Please restate every entry exactly. Leave out the pictures.
-- Opening Marker --
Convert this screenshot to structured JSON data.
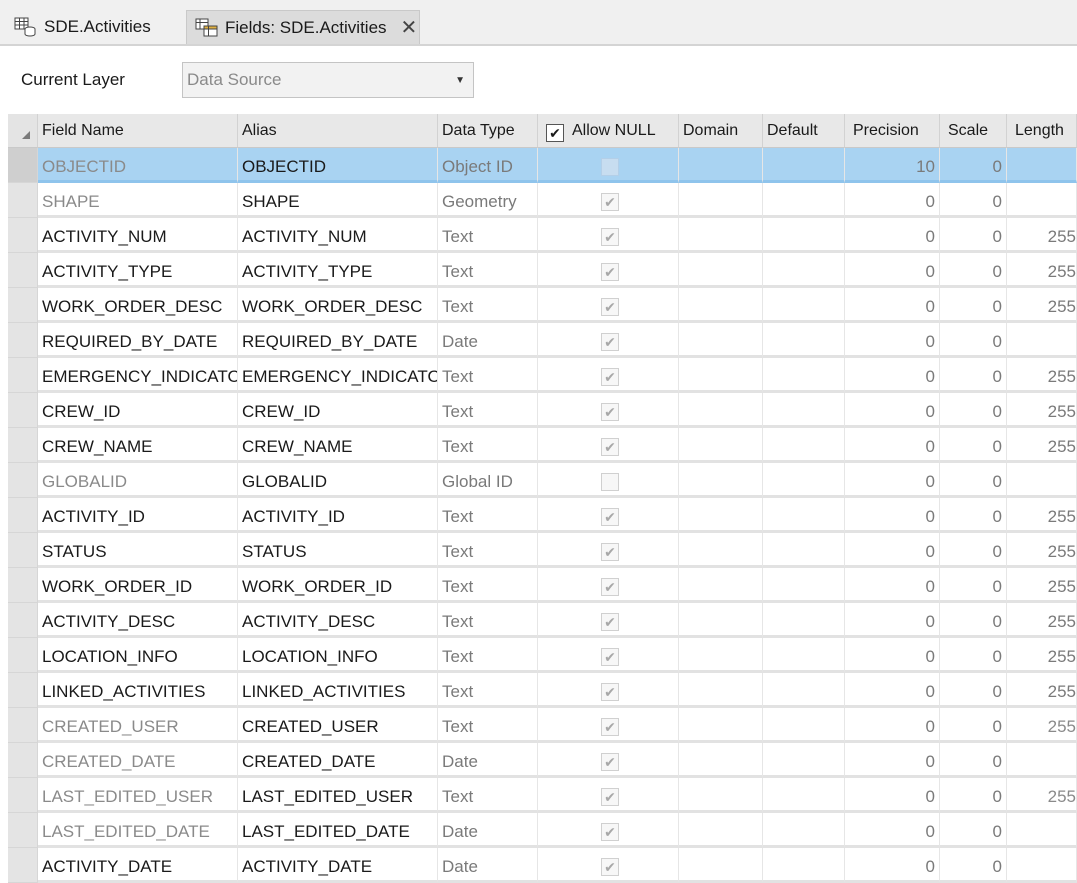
{
  "tabs": [
    {
      "label": "SDE.Activities",
      "icon": "table-icon",
      "active": false
    },
    {
      "label": "Fields: SDE.Activities",
      "icon": "fields-view-icon",
      "active": true,
      "close_icon": "close-icon"
    }
  ],
  "layer": {
    "label": "Current Layer",
    "value": "Data Source"
  },
  "grid": {
    "columns": [
      "Field Name",
      "Alias",
      "Data Type",
      "Allow NULL",
      "Domain",
      "Default",
      "Precision",
      "Scale",
      "Length"
    ],
    "header_allow_null_checked": true,
    "rows": [
      {
        "field": "OBJECTID",
        "alias": "OBJECTID",
        "type": "Object ID",
        "allow_null": false,
        "domain": "",
        "default": "",
        "precision": "10",
        "scale": "0",
        "length": "",
        "selected": true,
        "readonly": true
      },
      {
        "field": "SHAPE",
        "alias": "SHAPE",
        "type": "Geometry",
        "allow_null": true,
        "domain": "",
        "default": "",
        "precision": "0",
        "scale": "0",
        "length": "",
        "selected": false,
        "readonly": true
      },
      {
        "field": "ACTIVITY_NUM",
        "alias": "ACTIVITY_NUM",
        "type": "Text",
        "allow_null": true,
        "domain": "",
        "default": "",
        "precision": "0",
        "scale": "0",
        "length": "255",
        "selected": false,
        "readonly": false
      },
      {
        "field": "ACTIVITY_TYPE",
        "alias": "ACTIVITY_TYPE",
        "type": "Text",
        "allow_null": true,
        "domain": "",
        "default": "",
        "precision": "0",
        "scale": "0",
        "length": "255",
        "selected": false,
        "readonly": false
      },
      {
        "field": "WORK_ORDER_DESC",
        "alias": "WORK_ORDER_DESC",
        "type": "Text",
        "allow_null": true,
        "domain": "",
        "default": "",
        "precision": "0",
        "scale": "0",
        "length": "255",
        "selected": false,
        "readonly": false
      },
      {
        "field": "REQUIRED_BY_DATE",
        "alias": "REQUIRED_BY_DATE",
        "type": "Date",
        "allow_null": true,
        "domain": "",
        "default": "",
        "precision": "0",
        "scale": "0",
        "length": "",
        "selected": false,
        "readonly": false
      },
      {
        "field": "EMERGENCY_INDICATOR",
        "alias": "EMERGENCY_INDICATOR",
        "type": "Text",
        "allow_null": true,
        "domain": "",
        "default": "",
        "precision": "0",
        "scale": "0",
        "length": "255",
        "selected": false,
        "readonly": false
      },
      {
        "field": "CREW_ID",
        "alias": "CREW_ID",
        "type": "Text",
        "allow_null": true,
        "domain": "",
        "default": "",
        "precision": "0",
        "scale": "0",
        "length": "255",
        "selected": false,
        "readonly": false
      },
      {
        "field": "CREW_NAME",
        "alias": "CREW_NAME",
        "type": "Text",
        "allow_null": true,
        "domain": "",
        "default": "",
        "precision": "0",
        "scale": "0",
        "length": "255",
        "selected": false,
        "readonly": false
      },
      {
        "field": "GLOBALID",
        "alias": "GLOBALID",
        "type": "Global ID",
        "allow_null": false,
        "domain": "",
        "default": "",
        "precision": "0",
        "scale": "0",
        "length": "",
        "selected": false,
        "readonly": true
      },
      {
        "field": "ACTIVITY_ID",
        "alias": "ACTIVITY_ID",
        "type": "Text",
        "allow_null": true,
        "domain": "",
        "default": "",
        "precision": "0",
        "scale": "0",
        "length": "255",
        "selected": false,
        "readonly": false
      },
      {
        "field": "STATUS",
        "alias": "STATUS",
        "type": "Text",
        "allow_null": true,
        "domain": "",
        "default": "",
        "precision": "0",
        "scale": "0",
        "length": "255",
        "selected": false,
        "readonly": false
      },
      {
        "field": "WORK_ORDER_ID",
        "alias": "WORK_ORDER_ID",
        "type": "Text",
        "allow_null": true,
        "domain": "",
        "default": "",
        "precision": "0",
        "scale": "0",
        "length": "255",
        "selected": false,
        "readonly": false
      },
      {
        "field": "ACTIVITY_DESC",
        "alias": "ACTIVITY_DESC",
        "type": "Text",
        "allow_null": true,
        "domain": "",
        "default": "",
        "precision": "0",
        "scale": "0",
        "length": "255",
        "selected": false,
        "readonly": false
      },
      {
        "field": "LOCATION_INFO",
        "alias": "LOCATION_INFO",
        "type": "Text",
        "allow_null": true,
        "domain": "",
        "default": "",
        "precision": "0",
        "scale": "0",
        "length": "255",
        "selected": false,
        "readonly": false
      },
      {
        "field": "LINKED_ACTIVITIES",
        "alias": "LINKED_ACTIVITIES",
        "type": "Text",
        "allow_null": true,
        "domain": "",
        "default": "",
        "precision": "0",
        "scale": "0",
        "length": "255",
        "selected": false,
        "readonly": false
      },
      {
        "field": "CREATED_USER",
        "alias": "CREATED_USER",
        "type": "Text",
        "allow_null": true,
        "domain": "",
        "default": "",
        "precision": "0",
        "scale": "0",
        "length": "255",
        "selected": false,
        "readonly": true
      },
      {
        "field": "CREATED_DATE",
        "alias": "CREATED_DATE",
        "type": "Date",
        "allow_null": true,
        "domain": "",
        "default": "",
        "precision": "0",
        "scale": "0",
        "length": "",
        "selected": false,
        "readonly": true
      },
      {
        "field": "LAST_EDITED_USER",
        "alias": "LAST_EDITED_USER",
        "type": "Text",
        "allow_null": true,
        "domain": "",
        "default": "",
        "precision": "0",
        "scale": "0",
        "length": "255",
        "selected": false,
        "readonly": true
      },
      {
        "field": "LAST_EDITED_DATE",
        "alias": "LAST_EDITED_DATE",
        "type": "Date",
        "allow_null": true,
        "domain": "",
        "default": "",
        "precision": "0",
        "scale": "0",
        "length": "",
        "selected": false,
        "readonly": true
      },
      {
        "field": "ACTIVITY_DATE",
        "alias": "ACTIVITY_DATE",
        "type": "Date",
        "allow_null": true,
        "domain": "",
        "default": "",
        "precision": "0",
        "scale": "0",
        "length": "",
        "selected": false,
        "readonly": false
      }
    ]
  },
  "colors": {
    "selection": "#a9d3f2",
    "readonly_text": "#8a8a8a"
  }
}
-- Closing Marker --
Your response:
Convert this screenshot to structured JSON data.
{
  "tabs": [
    {
      "label": "SDE.Activities",
      "icon": "table-icon",
      "active": false
    },
    {
      "label": "Fields: SDE.Activities",
      "icon": "fields-view-icon",
      "active": true,
      "close_icon": "close-icon"
    }
  ],
  "layer": {
    "label": "Current Layer",
    "value": "Data Source"
  },
  "grid": {
    "columns": [
      "Field Name",
      "Alias",
      "Data Type",
      "Allow NULL",
      "Domain",
      "Default",
      "Precision",
      "Scale",
      "Length"
    ],
    "header_allow_null_checked": true,
    "rows": [
      {
        "field": "OBJECTID",
        "alias": "OBJECTID",
        "type": "Object ID",
        "allow_null": false,
        "domain": "",
        "default": "",
        "precision": "10",
        "scale": "0",
        "length": "",
        "selected": true,
        "readonly": true
      },
      {
        "field": "SHAPE",
        "alias": "SHAPE",
        "type": "Geometry",
        "allow_null": true,
        "domain": "",
        "default": "",
        "precision": "0",
        "scale": "0",
        "length": "",
        "selected": false,
        "readonly": true
      },
      {
        "field": "ACTIVITY_NUM",
        "alias": "ACTIVITY_NUM",
        "type": "Text",
        "allow_null": true,
        "domain": "",
        "default": "",
        "precision": "0",
        "scale": "0",
        "length": "255",
        "selected": false,
        "readonly": false
      },
      {
        "field": "ACTIVITY_TYPE",
        "alias": "ACTIVITY_TYPE",
        "type": "Text",
        "allow_null": true,
        "domain": "",
        "default": "",
        "precision": "0",
        "scale": "0",
        "length": "255",
        "selected": false,
        "readonly": false
      },
      {
        "field": "WORK_ORDER_DESC",
        "alias": "WORK_ORDER_DESC",
        "type": "Text",
        "allow_null": true,
        "domain": "",
        "default": "",
        "precision": "0",
        "scale": "0",
        "length": "255",
        "selected": false,
        "readonly": false
      },
      {
        "field": "REQUIRED_BY_DATE",
        "alias": "REQUIRED_BY_DATE",
        "type": "Date",
        "allow_null": true,
        "domain": "",
        "default": "",
        "precision": "0",
        "scale": "0",
        "length": "",
        "selected": false,
        "readonly": false
      },
      {
        "field": "EMERGENCY_INDICATOR",
        "alias": "EMERGENCY_INDICATOR",
        "type": "Text",
        "allow_null": true,
        "domain": "",
        "default": "",
        "precision": "0",
        "scale": "0",
        "length": "255",
        "selected": false,
        "readonly": false
      },
      {
        "field": "CREW_ID",
        "alias": "CREW_ID",
        "type": "Text",
        "allow_null": true,
        "domain": "",
        "default": "",
        "precision": "0",
        "scale": "0",
        "length": "255",
        "selected": false,
        "readonly": false
      },
      {
        "field": "CREW_NAME",
        "alias": "CREW_NAME",
        "type": "Text",
        "allow_null": true,
        "domain": "",
        "default": "",
        "precision": "0",
        "scale": "0",
        "length": "255",
        "selected": false,
        "readonly": false
      },
      {
        "field": "GLOBALID",
        "alias": "GLOBALID",
        "type": "Global ID",
        "allow_null": false,
        "domain": "",
        "default": "",
        "precision": "0",
        "scale": "0",
        "length": "",
        "selected": false,
        "readonly": true
      },
      {
        "field": "ACTIVITY_ID",
        "alias": "ACTIVITY_ID",
        "type": "Text",
        "allow_null": true,
        "domain": "",
        "default": "",
        "precision": "0",
        "scale": "0",
        "length": "255",
        "selected": false,
        "readonly": false
      },
      {
        "field": "STATUS",
        "alias": "STATUS",
        "type": "Text",
        "allow_null": true,
        "domain": "",
        "default": "",
        "precision": "0",
        "scale": "0",
        "length": "255",
        "selected": false,
        "readonly": false
      },
      {
        "field": "WORK_ORDER_ID",
        "alias": "WORK_ORDER_ID",
        "type": "Text",
        "allow_null": true,
        "domain": "",
        "default": "",
        "precision": "0",
        "scale": "0",
        "length": "255",
        "selected": false,
        "readonly": false
      },
      {
        "field": "ACTIVITY_DESC",
        "alias": "ACTIVITY_DESC",
        "type": "Text",
        "allow_null": true,
        "domain": "",
        "default": "",
        "precision": "0",
        "scale": "0",
        "length": "255",
        "selected": false,
        "readonly": false
      },
      {
        "field": "LOCATION_INFO",
        "alias": "LOCATION_INFO",
        "type": "Text",
        "allow_null": true,
        "domain": "",
        "default": "",
        "precision": "0",
        "scale": "0",
        "length": "255",
        "selected": false,
        "readonly": false
      },
      {
        "field": "LINKED_ACTIVITIES",
        "alias": "LINKED_ACTIVITIES",
        "type": "Text",
        "allow_null": true,
        "domain": "",
        "default": "",
        "precision": "0",
        "scale": "0",
        "length": "255",
        "selected": false,
        "readonly": false
      },
      {
        "field": "CREATED_USER",
        "alias": "CREATED_USER",
        "type": "Text",
        "allow_null": true,
        "domain": "",
        "default": "",
        "precision": "0",
        "scale": "0",
        "length": "255",
        "selected": false,
        "readonly": true
      },
      {
        "field": "CREATED_DATE",
        "alias": "CREATED_DATE",
        "type": "Date",
        "allow_null": true,
        "domain": "",
        "default": "",
        "precision": "0",
        "scale": "0",
        "length": "",
        "selected": false,
        "readonly": true
      },
      {
        "field": "LAST_EDITED_USER",
        "alias": "LAST_EDITED_USER",
        "type": "Text",
        "allow_null": true,
        "domain": "",
        "default": "",
        "precision": "0",
        "scale": "0",
        "length": "255",
        "selected": false,
        "readonly": true
      },
      {
        "field": "LAST_EDITED_DATE",
        "alias": "LAST_EDITED_DATE",
        "type": "Date",
        "allow_null": true,
        "domain": "",
        "default": "",
        "precision": "0",
        "scale": "0",
        "length": "",
        "selected": false,
        "readonly": true
      },
      {
        "field": "ACTIVITY_DATE",
        "alias": "ACTIVITY_DATE",
        "type": "Date",
        "allow_null": true,
        "domain": "",
        "default": "",
        "precision": "0",
        "scale": "0",
        "length": "",
        "selected": false,
        "readonly": false
      }
    ]
  },
  "colors": {
    "selection": "#a9d3f2",
    "readonly_text": "#8a8a8a"
  }
}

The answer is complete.